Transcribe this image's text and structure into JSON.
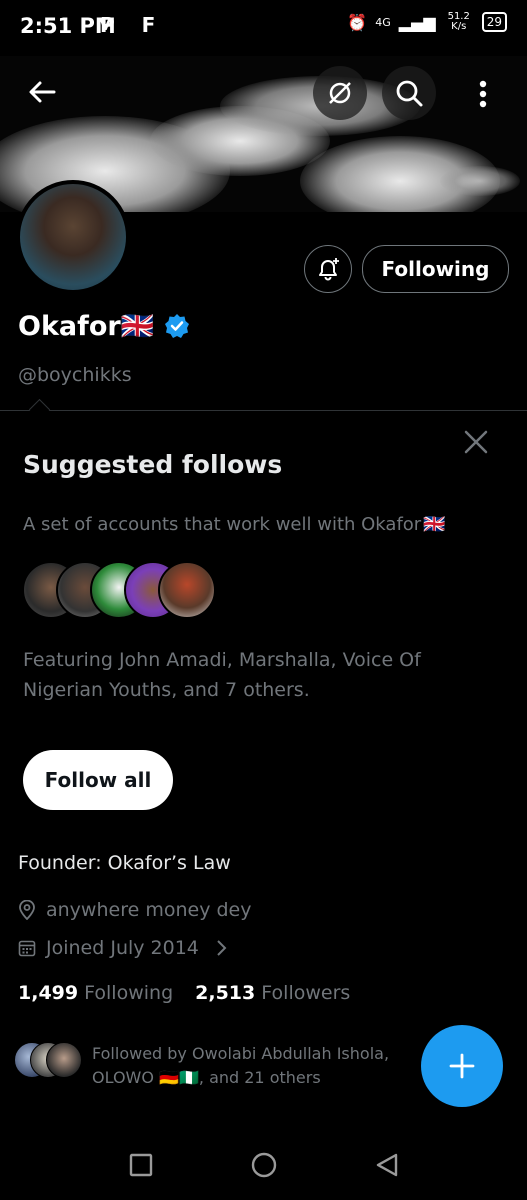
{
  "status_bar": {
    "time": "2:51 PM",
    "left_icons": "P F",
    "network": "4G",
    "speed": "51.2 K/s",
    "battery": "29"
  },
  "header": {
    "back_icon": "arrow-left-icon",
    "more_icon": "more-vertical-icon"
  },
  "profile": {
    "name": "Okafor",
    "name_flag": "🇬🇧",
    "handle": "@boychikks",
    "following_label": "Following",
    "bio": "Founder: Okafor’s Law",
    "location": "anywhere money dey",
    "joined": "Joined July 2014",
    "following_count": "1,499",
    "following_label_text": "Following",
    "followers_count": "2,513",
    "followers_label_text": "Followers"
  },
  "suggested": {
    "title": "Suggested follows",
    "subtitle": "A set of accounts that work well with Okafor",
    "subtitle_flag": "🇬🇧",
    "featuring": "Featuring John Amadi, Marshalla, Voice Of Nigerian Youths, and 7 others.",
    "follow_all_label": "Follow all"
  },
  "followed_by": {
    "line1": "Followed by Owolabi Abdullah Ishola,",
    "line2_prefix": "OLOWO",
    "line2_flags": "🇩🇪🇳🇬",
    "line2_suffix": ", and 21 others"
  },
  "colors": {
    "accent": "#1d9bf0",
    "muted": "#71767b",
    "background": "#000000"
  }
}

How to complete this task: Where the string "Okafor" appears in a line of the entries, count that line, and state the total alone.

Answer to the exercise: 3